Other cities built on filled land, such as Milwaukee, St. Louis, and St. Paul, eventually solved the problem through “urban renewal” — tearing down the old neighborhoods and rebuilding. Boston did the same on a small scale in the 1980s, when a group of Chinatown homes was deemed too damaged by depleted groundwater to repair.
Eventually, that is exactly what will happen to Boston if the groundwater levels aren’t cared for with constant vigilance — and fast. Imagine the Back Bay rebuilt, without the rounded brick bays laid by Victorian-era craftsmen. Imagine the North End rebuilt without any trace of Paul Revere.
In other words, imagine Boston turning into just another city.
Years of governmental neglect
STAYING AFLOAT: Much of the city’s prized real estate sits on man-made land. If groundwater levels fall, a wealth of 19th-century architecture falls with it.
For years, both city and state government abdicated their responsibility to monitor, regulate, and protect Boston’s groundwater levels. Finally, in the past 18 months or so, Menino and various local and state agencies — the BRA, the MBTA, the Boston Water and Sewer Commission, the MWRA, and the state’s Office of Environmental and Energy Affairs — have stepped up to form a non-binding agreement to address the issue through a City-State Groundwater Working Group. In a rare display of mutual amity and cooperation, they have done a fine job of beginning to address the problem.
During that time, since the city finished installing a network of monitoring wells, we have seen stark evidence of how groundwater levels change constantly, throughout the city, due to localized problems that are difficult to detect and often costly to repair.

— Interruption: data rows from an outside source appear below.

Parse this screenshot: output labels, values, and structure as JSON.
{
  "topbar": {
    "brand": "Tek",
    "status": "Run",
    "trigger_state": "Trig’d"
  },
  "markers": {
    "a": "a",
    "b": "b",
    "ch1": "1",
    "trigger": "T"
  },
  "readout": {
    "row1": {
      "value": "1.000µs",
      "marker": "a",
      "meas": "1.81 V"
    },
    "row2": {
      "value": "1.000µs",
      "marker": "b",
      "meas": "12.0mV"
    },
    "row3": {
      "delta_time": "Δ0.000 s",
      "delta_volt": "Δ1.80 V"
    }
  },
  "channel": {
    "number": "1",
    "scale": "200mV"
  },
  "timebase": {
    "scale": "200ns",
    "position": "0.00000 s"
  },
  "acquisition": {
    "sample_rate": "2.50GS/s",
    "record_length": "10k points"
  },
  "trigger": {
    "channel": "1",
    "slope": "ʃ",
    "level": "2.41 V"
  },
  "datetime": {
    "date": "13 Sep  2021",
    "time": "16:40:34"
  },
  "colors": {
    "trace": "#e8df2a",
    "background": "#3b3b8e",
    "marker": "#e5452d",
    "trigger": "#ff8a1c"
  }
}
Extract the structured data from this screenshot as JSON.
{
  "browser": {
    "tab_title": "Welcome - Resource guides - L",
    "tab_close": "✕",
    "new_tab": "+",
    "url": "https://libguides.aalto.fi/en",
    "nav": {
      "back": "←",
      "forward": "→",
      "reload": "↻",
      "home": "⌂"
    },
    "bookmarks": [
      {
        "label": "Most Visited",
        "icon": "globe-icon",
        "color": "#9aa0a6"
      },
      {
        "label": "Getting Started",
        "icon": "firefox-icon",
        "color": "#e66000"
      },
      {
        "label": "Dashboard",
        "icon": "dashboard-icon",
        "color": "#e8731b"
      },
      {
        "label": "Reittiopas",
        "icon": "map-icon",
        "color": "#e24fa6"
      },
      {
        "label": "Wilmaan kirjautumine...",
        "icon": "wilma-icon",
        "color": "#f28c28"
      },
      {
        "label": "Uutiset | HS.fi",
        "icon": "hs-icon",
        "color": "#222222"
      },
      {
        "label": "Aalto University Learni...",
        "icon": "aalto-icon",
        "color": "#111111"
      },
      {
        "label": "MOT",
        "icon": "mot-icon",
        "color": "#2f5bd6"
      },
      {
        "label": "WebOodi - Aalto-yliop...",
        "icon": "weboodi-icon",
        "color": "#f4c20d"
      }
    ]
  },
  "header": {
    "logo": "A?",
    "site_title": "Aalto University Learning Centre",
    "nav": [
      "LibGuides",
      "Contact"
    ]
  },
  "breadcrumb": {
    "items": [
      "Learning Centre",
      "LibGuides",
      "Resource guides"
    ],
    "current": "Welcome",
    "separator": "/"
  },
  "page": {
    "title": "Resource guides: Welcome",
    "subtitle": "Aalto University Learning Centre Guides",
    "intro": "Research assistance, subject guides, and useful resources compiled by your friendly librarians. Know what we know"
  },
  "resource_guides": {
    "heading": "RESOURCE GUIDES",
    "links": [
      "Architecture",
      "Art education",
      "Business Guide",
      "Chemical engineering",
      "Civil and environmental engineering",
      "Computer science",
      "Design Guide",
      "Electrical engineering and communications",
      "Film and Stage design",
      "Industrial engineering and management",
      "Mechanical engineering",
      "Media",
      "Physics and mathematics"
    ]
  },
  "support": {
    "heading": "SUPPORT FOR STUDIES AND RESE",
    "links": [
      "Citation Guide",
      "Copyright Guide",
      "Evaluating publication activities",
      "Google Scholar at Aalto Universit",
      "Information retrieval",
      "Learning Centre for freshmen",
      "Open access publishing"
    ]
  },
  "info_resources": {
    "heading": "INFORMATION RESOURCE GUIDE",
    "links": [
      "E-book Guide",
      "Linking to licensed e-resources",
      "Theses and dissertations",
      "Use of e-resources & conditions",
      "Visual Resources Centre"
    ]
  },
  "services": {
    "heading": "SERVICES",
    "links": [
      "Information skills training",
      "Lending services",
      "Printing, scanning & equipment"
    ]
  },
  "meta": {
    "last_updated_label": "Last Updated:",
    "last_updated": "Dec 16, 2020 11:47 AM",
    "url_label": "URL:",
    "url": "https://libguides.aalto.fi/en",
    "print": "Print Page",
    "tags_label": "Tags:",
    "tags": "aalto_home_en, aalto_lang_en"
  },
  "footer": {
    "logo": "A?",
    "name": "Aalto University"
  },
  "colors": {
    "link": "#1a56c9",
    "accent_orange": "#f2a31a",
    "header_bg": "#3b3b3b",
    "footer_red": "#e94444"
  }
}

For example, wells in East Boston revealed unexpected groundwater-level problems that were eventually traced to leaks in Massachusetts Water Resources Authority (MWRA) sewer lines, which the agency is now fixing. In the South End, a previously disinterested MBTA was convinced that leaks at Back Bay Station were rapidly depleting the groundwater; it is now working to fix them, and will eventually install a groundwater-replenishing system.
Just last month, the Boston Groundwater Trust found that “a significant drop” in groundwater levels along Congress Street at Fort Point Channel was due to a nearby development project pumping more than three million gallons out of the ground since January — and was permitted to do so.
Such problems had gone undetected and unaddressed through years of almost total governmental neglect, even though a 1983 law required the DEP to regulate low-lying “tidelands,” including most of Boston, and parts of several outlying towns.
That work was neglected because in 1990 the DEP looked at its tiny staff and the thousands of acres of tidelands, and decided to make things easier by simply excusing itself from the vast majority of its obligations.
The agency issued a regulation exempting all “landlocked filled tidelands” from the new law, defined so expansively that some 4000 acres — 3000 in Boston alone — were freed from DEP oversight. For the next 17 years, the state turned a blind eye to development on those exempted lands, until the Supreme Judicial Court (SJC) ruled this February that the state had no right to rewrite the law as it did.